I’ll admit that I shamefully only did the minimum 5 pull requests, but I’ve had a very busy month. Hopefully I will do better for Christmas, when I should have more free time. Or, at least, I normally would, but I have an exam that if my grade does not contain the letter ‘A’ I am put in danger in my PhD program, yay… Additionally, I’ll be going to California for the first time around Christmas, so I’ll be busy traveling. We’ll see how it goes.
Anyways, my five pull requests were distributed as follows:
- A contribution to my own project, Wolfratbot. I added discord support to my chatbot.
There’s still quite a few open issues with the project, if anyone wants to help.
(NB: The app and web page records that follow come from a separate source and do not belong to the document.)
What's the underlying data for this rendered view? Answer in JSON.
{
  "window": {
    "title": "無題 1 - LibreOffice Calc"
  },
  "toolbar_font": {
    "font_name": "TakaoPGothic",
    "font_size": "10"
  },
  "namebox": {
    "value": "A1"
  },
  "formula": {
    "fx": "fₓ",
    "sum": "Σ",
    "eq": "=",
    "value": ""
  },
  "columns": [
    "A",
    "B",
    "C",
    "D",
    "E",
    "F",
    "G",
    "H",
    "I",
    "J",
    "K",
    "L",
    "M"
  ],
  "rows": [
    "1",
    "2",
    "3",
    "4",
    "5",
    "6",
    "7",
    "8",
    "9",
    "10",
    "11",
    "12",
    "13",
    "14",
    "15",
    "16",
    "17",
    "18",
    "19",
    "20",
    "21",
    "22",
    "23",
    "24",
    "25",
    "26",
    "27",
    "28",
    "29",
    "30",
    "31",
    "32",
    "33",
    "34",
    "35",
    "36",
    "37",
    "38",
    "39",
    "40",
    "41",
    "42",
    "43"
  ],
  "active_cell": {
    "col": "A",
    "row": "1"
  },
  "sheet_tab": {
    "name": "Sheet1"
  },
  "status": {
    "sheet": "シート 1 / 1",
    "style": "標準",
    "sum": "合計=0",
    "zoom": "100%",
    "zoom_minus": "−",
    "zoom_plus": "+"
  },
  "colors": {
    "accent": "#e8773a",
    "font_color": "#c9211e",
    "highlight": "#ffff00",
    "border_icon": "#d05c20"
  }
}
Speaking of help, I got a fair bit of it - there were
six pull requests made by people who weren’t me to the project during October.
- A contribution to an open source game I helped write in undergrad, hag. I reorganized the project
to make it much more manageable. I also created an issue and gave it the
hacktoberfesttag, and a pullrequest solving it was made within a day, which is pretty cool.
- Some typo correction to the documentation for a joke I helped write in undergrad, GGNoRe. I’d
like for this joke to be improved, as I think it is something the world needs. I have been warned to never tell underclassmen in C programming
classes about it.
- Two random contributions to a project I had never seen, but seems really useful markdown-pp. I
just solved two
hacktoberfestissues, but they seemed to be things people actually wanted, which was cool. The project seems like it can come in handy, so I’m glad I found out about it.
I also received a number of pull requests to my esoteric language, arrows. The first pullrequest literally just added a period to a description… but later, there were some genuinely helpful pullrequests that add features that the interpreter and compiler should have had all along.
In conclusion, happy Halloween everybody. I’m just now realizing that I should have been jokingly criticizing Hacktoberfest throughout this post by saying that it isn’t spooky, it isn’t scary, and it doesn’t have skeletons. Oh well, there’s always next year. I just can’t wait until next Halloween…